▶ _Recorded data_
[Start of section]
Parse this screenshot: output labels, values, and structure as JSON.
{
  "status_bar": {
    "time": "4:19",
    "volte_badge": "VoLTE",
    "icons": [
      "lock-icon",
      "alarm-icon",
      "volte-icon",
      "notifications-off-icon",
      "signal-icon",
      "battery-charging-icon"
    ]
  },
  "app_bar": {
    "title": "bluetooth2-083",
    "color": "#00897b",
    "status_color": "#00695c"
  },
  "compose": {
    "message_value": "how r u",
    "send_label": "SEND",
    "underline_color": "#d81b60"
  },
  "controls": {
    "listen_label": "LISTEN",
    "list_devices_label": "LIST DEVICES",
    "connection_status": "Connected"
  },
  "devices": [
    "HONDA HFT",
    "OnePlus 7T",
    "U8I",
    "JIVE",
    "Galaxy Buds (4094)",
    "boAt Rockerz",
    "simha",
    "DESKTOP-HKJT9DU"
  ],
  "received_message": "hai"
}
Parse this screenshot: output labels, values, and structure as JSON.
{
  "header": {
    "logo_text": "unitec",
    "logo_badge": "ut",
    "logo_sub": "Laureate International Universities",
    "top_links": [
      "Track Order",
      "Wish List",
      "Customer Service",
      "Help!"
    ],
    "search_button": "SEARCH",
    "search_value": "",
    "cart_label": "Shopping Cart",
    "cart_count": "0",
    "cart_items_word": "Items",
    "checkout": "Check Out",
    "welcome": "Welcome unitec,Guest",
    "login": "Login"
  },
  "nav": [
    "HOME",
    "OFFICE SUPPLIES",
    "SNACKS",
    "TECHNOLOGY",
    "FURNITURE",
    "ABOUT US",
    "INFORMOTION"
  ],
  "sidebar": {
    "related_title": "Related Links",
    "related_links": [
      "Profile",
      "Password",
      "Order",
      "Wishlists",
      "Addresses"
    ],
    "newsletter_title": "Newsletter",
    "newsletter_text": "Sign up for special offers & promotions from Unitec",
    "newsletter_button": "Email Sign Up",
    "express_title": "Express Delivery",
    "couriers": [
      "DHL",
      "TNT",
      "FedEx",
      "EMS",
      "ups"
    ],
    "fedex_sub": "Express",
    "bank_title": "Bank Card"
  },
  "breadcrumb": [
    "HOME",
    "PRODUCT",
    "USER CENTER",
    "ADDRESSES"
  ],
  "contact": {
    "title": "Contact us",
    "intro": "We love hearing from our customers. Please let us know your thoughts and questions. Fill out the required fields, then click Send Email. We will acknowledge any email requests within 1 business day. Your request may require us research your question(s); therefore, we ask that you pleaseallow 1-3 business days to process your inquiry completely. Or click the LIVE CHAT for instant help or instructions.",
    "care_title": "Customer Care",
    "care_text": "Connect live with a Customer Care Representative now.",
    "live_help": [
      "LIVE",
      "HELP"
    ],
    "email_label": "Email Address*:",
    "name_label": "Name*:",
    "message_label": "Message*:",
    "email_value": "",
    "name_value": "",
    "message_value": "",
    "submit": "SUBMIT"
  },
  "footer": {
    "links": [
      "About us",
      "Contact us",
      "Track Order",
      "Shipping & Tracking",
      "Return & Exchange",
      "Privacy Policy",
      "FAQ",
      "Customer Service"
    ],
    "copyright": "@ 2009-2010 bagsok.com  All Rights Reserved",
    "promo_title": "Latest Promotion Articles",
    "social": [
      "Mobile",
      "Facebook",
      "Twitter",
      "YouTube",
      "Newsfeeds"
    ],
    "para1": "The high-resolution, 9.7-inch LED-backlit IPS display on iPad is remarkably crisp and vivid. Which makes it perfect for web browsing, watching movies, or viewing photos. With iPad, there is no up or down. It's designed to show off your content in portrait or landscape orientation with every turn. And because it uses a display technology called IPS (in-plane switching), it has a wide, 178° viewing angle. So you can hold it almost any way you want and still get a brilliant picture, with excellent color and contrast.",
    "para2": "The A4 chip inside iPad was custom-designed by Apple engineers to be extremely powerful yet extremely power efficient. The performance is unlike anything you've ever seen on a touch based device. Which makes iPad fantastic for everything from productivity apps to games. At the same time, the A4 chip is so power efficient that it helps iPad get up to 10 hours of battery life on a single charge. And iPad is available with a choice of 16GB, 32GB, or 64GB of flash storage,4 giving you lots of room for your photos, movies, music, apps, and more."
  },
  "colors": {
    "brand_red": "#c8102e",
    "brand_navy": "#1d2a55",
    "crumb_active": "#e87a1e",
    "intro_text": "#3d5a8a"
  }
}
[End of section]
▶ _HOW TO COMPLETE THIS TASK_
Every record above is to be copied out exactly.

▶ _ANSWER TO THE PROBLEM_
Parse this screenshot: output labels, values, and structure as JSON.
{
  "status_bar": {
    "time": "4:19",
    "volte_badge": "VoLTE",
    "icons": [
      "lock-icon",
      "alarm-icon",
      "volte-icon",
      "notifications-off-icon",
      "signal-icon",
      "battery-charging-icon"
    ]
  },
  "app_bar": {
    "title": "bluetooth2-083",
    "color": "#00897b",
    "status_color": "#00695c"
  },
  "compose": {
    "message_value": "how r u",
    "send_label": "SEND",
    "underline_color": "#d81b60"
  },
  "controls": {
    "listen_label": "LISTEN",
    "list_devices_label": "LIST DEVICES",
    "connection_status": "Connected"
  },
  "devices": [
    "HONDA HFT",
    "OnePlus 7T",
    "U8I",
    "JIVE",
    "Galaxy Buds (4094)",
    "boAt Rockerz",
    "simha",
    "DESKTOP-HKJT9DU"
  ],
  "received_message": "hai"
}
Parse this screenshot: output labels, values, and structure as JSON.
{
  "header": {
    "logo_text": "unitec",
    "logo_badge": "ut",
    "logo_sub": "Laureate International Universities",
    "top_links": [
      "Track Order",
      "Wish List",
      "Customer Service",
      "Help!"
    ],
    "search_button": "SEARCH",
    "search_value": "",
    "cart_label": "Shopping Cart",
    "cart_count": "0",
    "cart_items_word": "Items",
    "checkout": "Check Out",
    "welcome": "Welcome unitec,Guest",
    "login": "Login"
  },
  "nav": [
    "HOME",
    "OFFICE SUPPLIES",
    "SNACKS",
    "TECHNOLOGY",
    "FURNITURE",
    "ABOUT US",
    "INFORMOTION"
  ],
  "sidebar": {
    "related_title": "Related Links",
    "related_links": [
      "Profile",
      "Password",
      "Order",
      "Wishlists",
      "Addresses"
    ],
    "newsletter_title": "Newsletter",
    "newsletter_text": "Sign up for special offers & promotions from Unitec",
    "newsletter_button": "Email Sign Up",
    "express_title": "Express Delivery",
    "couriers": [
      "DHL",
      "TNT",
      "FedEx",
      "EMS",
      "ups"
    ],
    "fedex_sub": "Express",
    "bank_title": "Bank Card"
  },
  "breadcrumb": [
    "HOME",
    "PRODUCT",
    "USER CENTER",
    "ADDRESSES"
  ],
  "contact": {
    "title": "Contact us",
    "intro": "We love hearing from our customers. Please let us know your thoughts and questions. Fill out the required fields, then click Send Email. We will acknowledge any email requests within 1 business day. Your request may require us research your question(s); therefore, we ask that you pleaseallow 1-3 business days to process your inquiry completely. Or click the LIVE CHAT for instant help or instructions.",
    "care_title": "Customer Care",
    "care_text": "Connect live with a Customer Care Representative now.",
    "live_help": [
      "LIVE",
      "HELP"
    ],
    "email_label": "Email Address*:",
    "name_label": "Name*:",
    "message_label": "Message*:",
    "email_value": "",
    "name_value": "",
    "message_value": "",
    "submit": "SUBMIT"
  },
  "footer": {
    "links": [
      "About us",
      "Contact us",
      "Track Order",
      "Shipping & Tracking",
      "Return & Exchange",
      "Privacy Policy",
      "FAQ",
      "Customer Service"
    ],
    "copyright": "@ 2009-2010 bagsok.com  All Rights Reserved",
    "promo_title": "Latest Promotion Articles",
    "social": [
      "Mobile",
      "Facebook",
      "Twitter",
      "YouTube",
      "Newsfeeds"
    ],
    "para1": "The high-resolution, 9.7-inch LED-backlit IPS display on iPad is remarkably crisp and vivid. Which makes it perfect for web browsing, watching movies, or viewing photos. With iPad, there is no up or down. It's designed to show off your content in portrait or landscape orientation with every turn. And because it uses a display technology called IPS (in-plane switching), it has a wide, 178° viewing angle. So you can hold it almost any way you want and still get a brilliant picture, with excellent color and contrast.",
    "para2": "The A4 chip inside iPad was custom-designed by Apple engineers to be extremely powerful yet extremely power efficient. The performance is unlike anything you've ever seen on a touch based device. Which makes iPad fantastic for everything from productivity apps to games. At the same time, the A4 chip is so power efficient that it helps iPad get up to 10 hours of battery life on a single charge. And iPad is available with a choice of 16GB, 32GB, or 64GB of flash storage,4 giving you lots of room for your photos, movies, music, apps, and more."
  },
  "colors": {
    "brand_red": "#c8102e",
    "brand_navy": "#1d2a55",
    "crumb_active": "#e87a1e",
    "intro_text": "#3d5a8a"
  }
}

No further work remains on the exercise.